Could you please write out each line of the records exactly, minus the pictures?

§ Exercise data:
= = = =
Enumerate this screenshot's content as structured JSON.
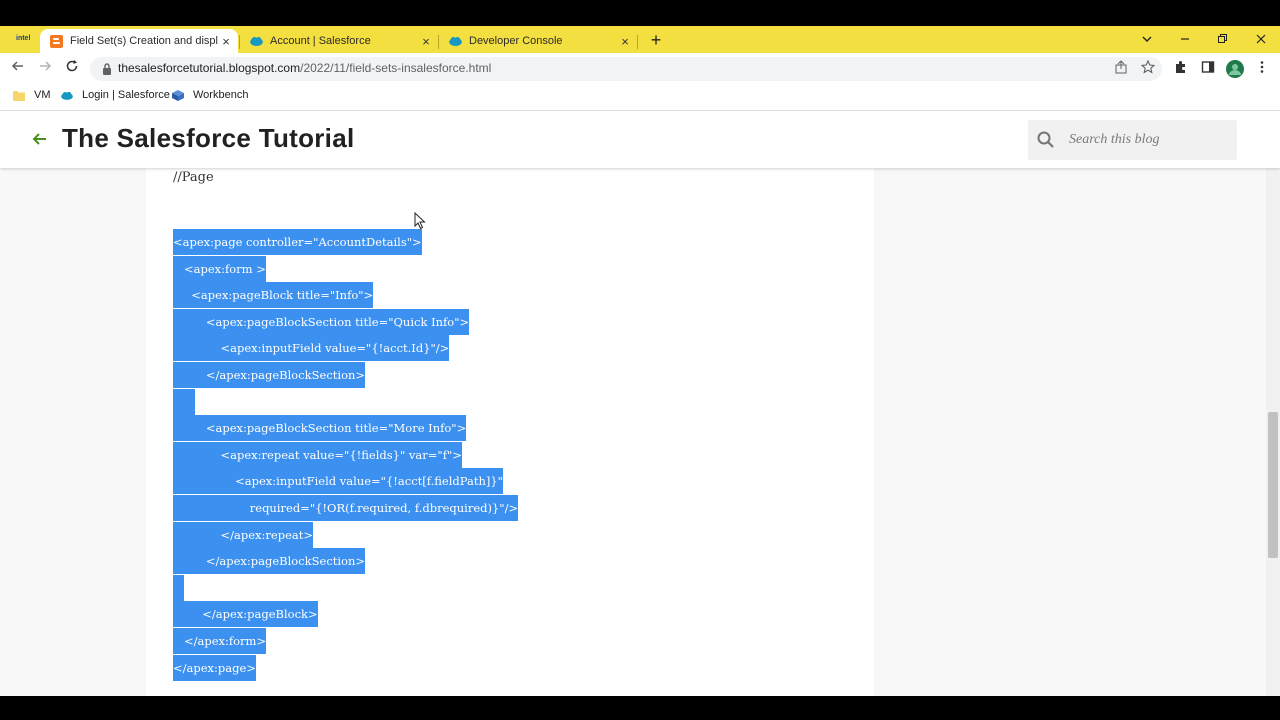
{
  "browser": {
    "tabs": [
      {
        "title": "Field Set(s) Creation and displayin",
        "icon": "blogger-icon",
        "active": true
      },
      {
        "title": "Account | Salesforce",
        "icon": "salesforce-cloud-icon",
        "active": false
      },
      {
        "title": "Developer Console",
        "icon": "salesforce-cloud-icon",
        "active": false
      }
    ],
    "intel_label": "intel",
    "close_glyph": "×",
    "new_tab_glyph": "+",
    "url_host": "thesalesforcetutorial.blogspot.com",
    "url_path": "/2022/11/field-sets-insalesforce.html",
    "bookmarks": [
      {
        "label": "VM",
        "icon": "folder-icon"
      },
      {
        "label": "Login | Salesforce",
        "icon": "salesforce-cloud-icon"
      },
      {
        "label": "Workbench",
        "icon": "workbench-cube-icon"
      }
    ]
  },
  "blog": {
    "title": "The Salesforce Tutorial",
    "search_placeholder": "Search this blog"
  },
  "post": {
    "section_label": "//Page",
    "code_lines": [
      "<apex:page controller=\"AccountDetails\">",
      "   <apex:form >",
      "     <apex:pageBlock title=\"Info\">",
      "         <apex:pageBlockSection title=\"Quick Info\">",
      "             <apex:inputField value=\"{!acct.Id}\"/>",
      "         </apex:pageBlockSection>",
      "      ",
      "         <apex:pageBlockSection title=\"More Info\">",
      "             <apex:repeat value=\"{!fields}\" var=\"f\">",
      "                 <apex:inputField value=\"{!acct[f.fieldPath]}\"",
      "                     required=\"{!OR(f.required, f.dbrequired)}\"/>",
      "             </apex:repeat>",
      "         </apex:pageBlockSection>",
      "   ",
      "        </apex:pageBlock>",
      "   </apex:form>",
      "</apex:page>"
    ]
  },
  "colors": {
    "tabstrip": "#f3df3f",
    "selection": "#3c90ef",
    "back_arrow": "#4a8f1c"
  }
}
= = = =
§ Response area:
Enumerate this screenshot's content as structured JSON.
{
  "browser": {
    "tabs": [
      {
        "title": "Field Set(s) Creation and displayin",
        "icon": "blogger-icon",
        "active": true
      },
      {
        "title": "Account | Salesforce",
        "icon": "salesforce-cloud-icon",
        "active": false
      },
      {
        "title": "Developer Console",
        "icon": "salesforce-cloud-icon",
        "active": false
      }
    ],
    "intel_label": "intel",
    "close_glyph": "×",
    "new_tab_glyph": "+",
    "url_host": "thesalesforcetutorial.blogspot.com",
    "url_path": "/2022/11/field-sets-insalesforce.html",
    "bookmarks": [
      {
        "label": "VM",
        "icon": "folder-icon"
      },
      {
        "label": "Login | Salesforce",
        "icon": "salesforce-cloud-icon"
      },
      {
        "label": "Workbench",
        "icon": "workbench-cube-icon"
      }
    ]
  },
  "blog": {
    "title": "The Salesforce Tutorial",
    "search_placeholder": "Search this blog"
  },
  "post": {
    "section_label": "//Page",
    "code_lines": [
      "<apex:page controller=\"AccountDetails\">",
      "   <apex:form >",
      "     <apex:pageBlock title=\"Info\">",
      "         <apex:pageBlockSection title=\"Quick Info\">",
      "             <apex:inputField value=\"{!acct.Id}\"/>",
      "         </apex:pageBlockSection>",
      "      ",
      "         <apex:pageBlockSection title=\"More Info\">",
      "             <apex:repeat value=\"{!fields}\" var=\"f\">",
      "                 <apex:inputField value=\"{!acct[f.fieldPath]}\"",
      "                     required=\"{!OR(f.required, f.dbrequired)}\"/>",
      "             </apex:repeat>",
      "         </apex:pageBlockSection>",
      "   ",
      "        </apex:pageBlock>",
      "   </apex:form>",
      "</apex:page>"
    ]
  },
  "colors": {
    "tabstrip": "#f3df3f",
    "selection": "#3c90ef",
    "back_arrow": "#4a8f1c"
  }
}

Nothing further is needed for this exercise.